I have been talking for years about a new model of management, the purpose of which is to achieve a number of goals. First is to implement a model that is predictive regarding threats and controls. This is to ensure that we are implementing controls before we have an incident or an audit finding. Second is to have risk-level goals decided on by leaders of the organization, not by the security team. The ability to ascertain the risk tolerance of the business gives us a benchmark to hit as opposed to just “guessing” and then getting political pushback. Third is to institute a tight mapping between every control and its threat justification. This is to ensure we have a valid reason for each control we put in place and a response for each threat. Fourth, we must have an assessment component to determine a desired result, as well as a true risk rating.

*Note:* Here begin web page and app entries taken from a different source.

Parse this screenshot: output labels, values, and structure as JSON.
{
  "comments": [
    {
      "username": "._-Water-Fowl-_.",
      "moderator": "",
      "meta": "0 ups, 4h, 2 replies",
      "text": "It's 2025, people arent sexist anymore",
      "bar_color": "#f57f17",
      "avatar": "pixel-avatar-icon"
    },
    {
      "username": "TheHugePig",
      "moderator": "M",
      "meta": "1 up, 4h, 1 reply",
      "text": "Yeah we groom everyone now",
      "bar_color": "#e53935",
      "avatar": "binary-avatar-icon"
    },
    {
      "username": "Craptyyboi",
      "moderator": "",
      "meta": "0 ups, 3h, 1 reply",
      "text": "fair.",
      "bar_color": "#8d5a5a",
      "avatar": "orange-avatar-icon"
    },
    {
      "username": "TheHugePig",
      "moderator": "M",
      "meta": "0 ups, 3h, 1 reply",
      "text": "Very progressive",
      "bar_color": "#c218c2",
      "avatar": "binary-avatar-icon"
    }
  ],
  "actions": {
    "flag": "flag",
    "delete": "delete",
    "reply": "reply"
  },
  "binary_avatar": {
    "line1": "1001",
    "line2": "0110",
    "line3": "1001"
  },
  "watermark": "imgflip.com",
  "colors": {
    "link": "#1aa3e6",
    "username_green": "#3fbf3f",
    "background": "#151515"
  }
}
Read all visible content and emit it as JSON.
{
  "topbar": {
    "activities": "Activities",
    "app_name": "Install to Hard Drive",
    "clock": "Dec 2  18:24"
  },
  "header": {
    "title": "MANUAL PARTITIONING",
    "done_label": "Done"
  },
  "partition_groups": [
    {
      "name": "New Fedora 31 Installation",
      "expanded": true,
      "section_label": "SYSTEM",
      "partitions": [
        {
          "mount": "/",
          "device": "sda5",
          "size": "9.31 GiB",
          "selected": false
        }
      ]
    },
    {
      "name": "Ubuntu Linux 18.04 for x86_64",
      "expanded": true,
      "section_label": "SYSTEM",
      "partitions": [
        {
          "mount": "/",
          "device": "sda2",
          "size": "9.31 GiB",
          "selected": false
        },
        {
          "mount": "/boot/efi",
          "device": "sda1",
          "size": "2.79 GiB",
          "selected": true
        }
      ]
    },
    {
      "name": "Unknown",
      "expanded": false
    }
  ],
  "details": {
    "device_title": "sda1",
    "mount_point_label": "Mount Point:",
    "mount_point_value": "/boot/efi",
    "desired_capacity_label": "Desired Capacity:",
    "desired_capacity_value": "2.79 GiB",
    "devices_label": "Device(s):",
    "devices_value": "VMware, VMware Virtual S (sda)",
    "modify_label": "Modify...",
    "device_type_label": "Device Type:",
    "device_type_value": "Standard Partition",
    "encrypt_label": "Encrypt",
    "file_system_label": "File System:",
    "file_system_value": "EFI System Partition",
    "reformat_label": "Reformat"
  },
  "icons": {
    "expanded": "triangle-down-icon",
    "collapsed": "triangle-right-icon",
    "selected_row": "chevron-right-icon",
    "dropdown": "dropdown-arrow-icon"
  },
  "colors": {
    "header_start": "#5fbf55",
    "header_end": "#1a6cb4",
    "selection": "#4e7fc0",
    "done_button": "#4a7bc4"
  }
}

There are two main methodologies that I use to do this. The first is the equilibrium methodology, which works to establish a balance between the threats and controls. It achieves this by using leadership’s perception of what appropriate risk level is at the fulcrum. The perception is obtained via a survey of executives that asks them how vulnerable are they willing to be for what value, as well as how much are they willing to risk. This simple model is the businesses direction that information security should take and implement because it results in less debate over why the controls are being put in place and encourages stronger support from leadership to help push the initiatives through.
The second methodology is risk management. The concept of risk is rarely well-conceived or implemented in most organizations. In our strategy, we start by going back to basics. In building out a threat taxonomy that details the threats we have seen and could yet see, we lay the groundwork for the controls. From there we detail the specific controls needed to address each threat.
A three-tier controls model follows that lays out the policy, standard, processes and “live” drift identification and remediation for each threat. The control gaps that are identified clue us in to what is needed in the security plan.
Lastly, an assessment of each control that is implemented is performed for efficacy. Then, findings are put in context with each particular environment, from which we can then derive three buckets of risk: value, brand and operational.
It is these three categories that get communicated to the business as the enterprise risk levels. These categories establish a relevant and understood language of risk to the business executives so it is intuitive to them. While nothing is perfect, this approach is a step forward toward implementing structure and predictive maturity to what is commonly seen as chaos and reactive.
»A need to grow
In spite of evolution in the security marketplace, we still have yet to mature as an industry beyond the methodologies and theories that were initially developed, says Somaini.
»Step by step
“Drift identification and remediation” is how Somaini identifies a live system that has gone from not having an issue to having one, and bringing it back into good standing.
»Once in place
With this method, Somaini tracks all controls. These are structured in a common framework, such as ISO 27001, to ensure interoperability with external audit requirements.
Events of the past year, such as the revelations from WikiLeaks, the Stuxnet attack on Iran’s nuclear facilities or continuing network breaches, illustrate the evolving risk landscape.